In Afrin, media correspondents saw Turkish forces and their Syrian allies in all areas of the city after they made a lightning advance inside on Sunday.
Rebels fanned out across the city, giving victory signs and taking pictures with Turkish tanks parked outside official buildings. The flags of Turkey and Syrian rebel groups were raised in the city and a statue of Kurdish hero Kawa, a symbol of resistance against oppressors, was torn down.
Civilians were seen fleeing the city and plumes of smoke rose into the sky as mines exploded. After pro-Ankara fighters all but surrounded the city in recent days, about 250,000 civilians fled southwards to territory still held by the YPG or controlled by the Syrian regime.
President Recep Tayyip Erdogan announced that Turkey-backed fighters had taken control of the city centre at 8.30am. Erdogan said a "large number" of Kurdish fighters had "fled with their tails between their legs". The Turkish leader has said the operation could move on to other Kurdish-controlled areas of northern Syria.
"Our work is not finished, but terrorism is finished in Afrin," Turkish government spokesman Bekir Bozdag said on Twitter. "Their project of creating a terrorism corridor and a terrorist state has been thwarted."
Residents said it appeared that YPG units had withdrawn from the city without a fight. Officials with the Kurdish militia could not immediately be reached for comment.
The Syrian Observatory for Human Rights, which relies on sources on the ground, says more than 280 civilians have been killed since the campaign began on January 20 — including 16 at a hospital on Friday. Ankara has denied the reports, including of Friday’s hospital strike, and said it takes the "utmost care" to avoid civilian casualties.
The Britain-based monitor said more than 400 pro-Ankara rebels had been killed. The Turkish military says 46 Turkish soldiers have died.
Turkey sees the YPG as a "terrorist" offshoot of the outlawed Kurdistan Workers’ Party, which has waged a decades-long insurgency against the Turkish state.
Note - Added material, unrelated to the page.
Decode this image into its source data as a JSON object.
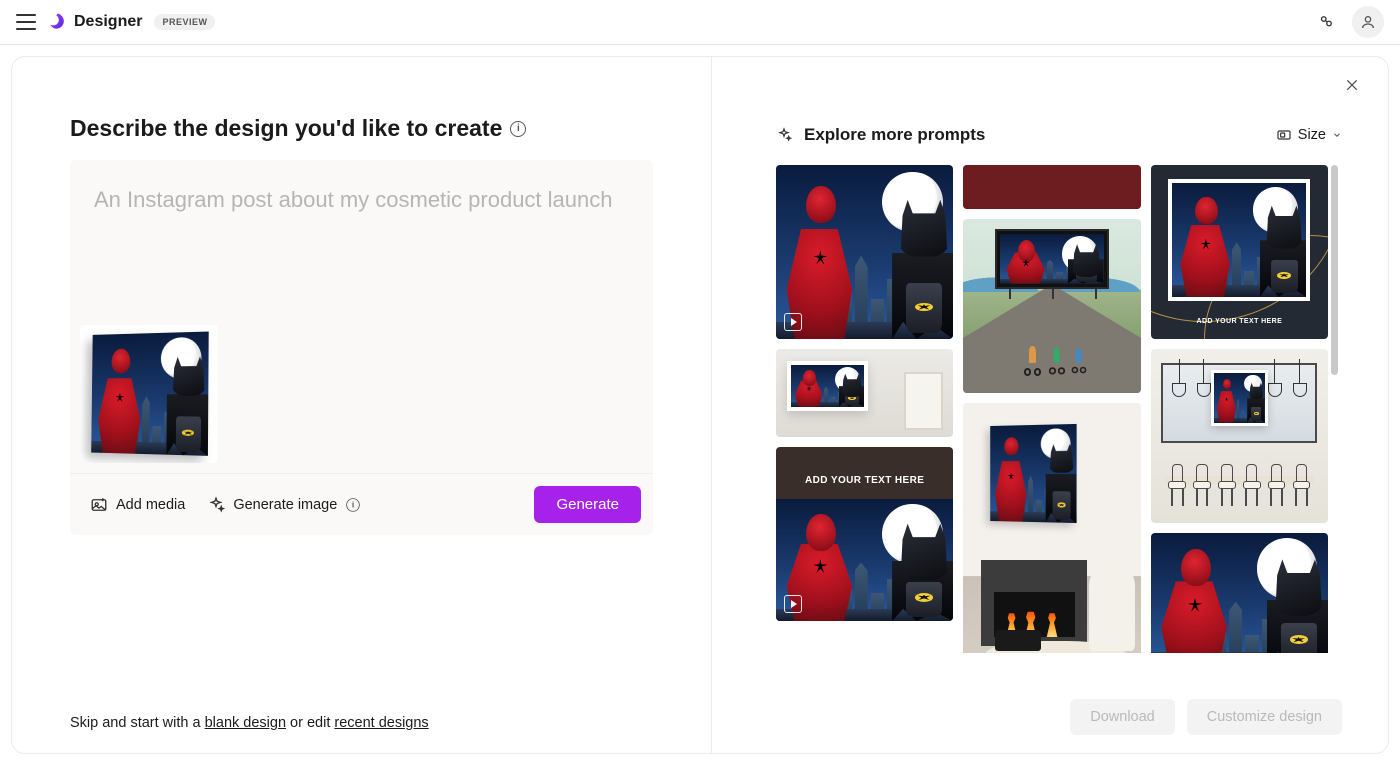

But the Kurdish militia has also formed the backbone of a US-backed alliance that successfully expelled Islamic State from large parts of Syria.